Task instructions → Repeat the records exactly. Leave out the pictures.

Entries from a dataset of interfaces
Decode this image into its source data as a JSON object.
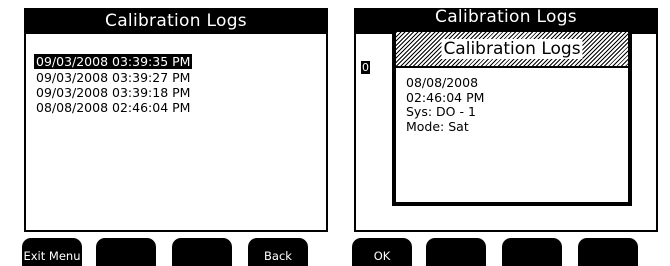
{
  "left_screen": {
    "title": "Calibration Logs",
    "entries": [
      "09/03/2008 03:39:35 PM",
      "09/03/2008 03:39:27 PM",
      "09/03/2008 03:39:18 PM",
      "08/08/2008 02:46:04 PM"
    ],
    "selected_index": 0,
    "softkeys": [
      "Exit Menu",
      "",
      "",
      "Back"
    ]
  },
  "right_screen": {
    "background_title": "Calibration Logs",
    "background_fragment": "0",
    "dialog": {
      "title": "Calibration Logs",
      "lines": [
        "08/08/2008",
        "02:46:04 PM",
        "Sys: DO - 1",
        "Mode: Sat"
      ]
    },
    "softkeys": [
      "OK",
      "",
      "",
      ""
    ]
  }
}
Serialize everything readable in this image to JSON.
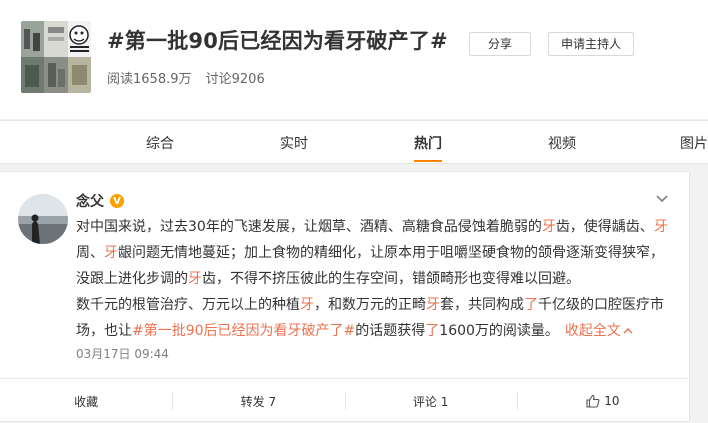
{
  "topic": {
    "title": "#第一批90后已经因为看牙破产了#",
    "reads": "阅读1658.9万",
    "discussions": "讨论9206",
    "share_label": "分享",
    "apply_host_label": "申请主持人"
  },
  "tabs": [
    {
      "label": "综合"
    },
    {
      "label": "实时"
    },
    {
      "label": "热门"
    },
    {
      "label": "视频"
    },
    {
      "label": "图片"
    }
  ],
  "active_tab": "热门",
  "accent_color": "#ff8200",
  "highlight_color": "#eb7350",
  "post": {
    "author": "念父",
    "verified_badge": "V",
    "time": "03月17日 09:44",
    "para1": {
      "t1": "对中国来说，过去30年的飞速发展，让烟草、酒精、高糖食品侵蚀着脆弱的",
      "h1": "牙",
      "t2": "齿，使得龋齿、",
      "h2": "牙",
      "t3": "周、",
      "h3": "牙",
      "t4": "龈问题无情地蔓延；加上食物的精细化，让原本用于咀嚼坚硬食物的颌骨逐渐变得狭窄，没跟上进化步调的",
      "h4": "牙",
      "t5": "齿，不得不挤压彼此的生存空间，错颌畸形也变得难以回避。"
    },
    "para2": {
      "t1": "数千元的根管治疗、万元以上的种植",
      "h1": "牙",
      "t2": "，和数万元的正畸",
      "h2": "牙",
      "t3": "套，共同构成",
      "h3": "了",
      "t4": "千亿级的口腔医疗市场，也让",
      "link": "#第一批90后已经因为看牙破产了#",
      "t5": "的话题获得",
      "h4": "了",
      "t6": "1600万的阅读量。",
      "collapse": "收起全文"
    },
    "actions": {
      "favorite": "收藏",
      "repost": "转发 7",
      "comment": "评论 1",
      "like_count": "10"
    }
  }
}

Task answer →
Decode this image into its source data as a JSON object.
{
  "left_screen": {
    "title": "Calibration Logs",
    "entries": [
      "09/03/2008 03:39:35 PM",
      "09/03/2008 03:39:27 PM",
      "09/03/2008 03:39:18 PM",
      "08/08/2008 02:46:04 PM"
    ],
    "selected_index": 0,
    "softkeys": [
      "Exit Menu",
      "",
      "",
      "Back"
    ]
  },
  "right_screen": {
    "background_title": "Calibration Logs",
    "background_fragment": "0",
    "dialog": {
      "title": "Calibration Logs",
      "lines": [
        "08/08/2008",
        "02:46:04 PM",
        "Sys: DO - 1",
        "Mode: Sat"
      ]
    },
    "softkeys": [
      "OK",
      "",
      "",
      ""
    ]
  }
}
Serialize everything readable in this image to JSON.
{
  "topic": {
    "title": "#第一批90后已经因为看牙破产了#",
    "reads": "阅读1658.9万",
    "discussions": "讨论9206",
    "share_label": "分享",
    "apply_host_label": "申请主持人"
  },
  "tabs": [
    {
      "label": "综合"
    },
    {
      "label": "实时"
    },
    {
      "label": "热门"
    },
    {
      "label": "视频"
    },
    {
      "label": "图片"
    }
  ],
  "active_tab": "热门",
  "accent_color": "#ff8200",
  "highlight_color": "#eb7350",
  "post": {
    "author": "念父",
    "verified_badge": "V",
    "time": "03月17日 09:44",
    "para1": {
      "t1": "对中国来说，过去30年的飞速发展，让烟草、酒精、高糖食品侵蚀着脆弱的",
      "h1": "牙",
      "t2": "齿，使得龋齿、",
      "h2": "牙",
      "t3": "周、",
      "h3": "牙",
      "t4": "龈问题无情地蔓延；加上食物的精细化，让原本用于咀嚼坚硬食物的颌骨逐渐变得狭窄，没跟上进化步调的",
      "h4": "牙",
      "t5": "齿，不得不挤压彼此的生存空间，错颌畸形也变得难以回避。"
    },
    "para2": {
      "t1": "数千元的根管治疗、万元以上的种植",
      "h1": "牙",
      "t2": "，和数万元的正畸",
      "h2": "牙",
      "t3": "套，共同构成",
      "h3": "了",
      "t4": "千亿级的口腔医疗市场，也让",
      "link": "#第一批90后已经因为看牙破产了#",
      "t5": "的话题获得",
      "h4": "了",
      "t6": "1600万的阅读量。",
      "collapse": "收起全文"
    },
    "actions": {
      "favorite": "收藏",
      "repost": "转发 7",
      "comment": "评论 1",
      "like_count": "10"
    }
  }
}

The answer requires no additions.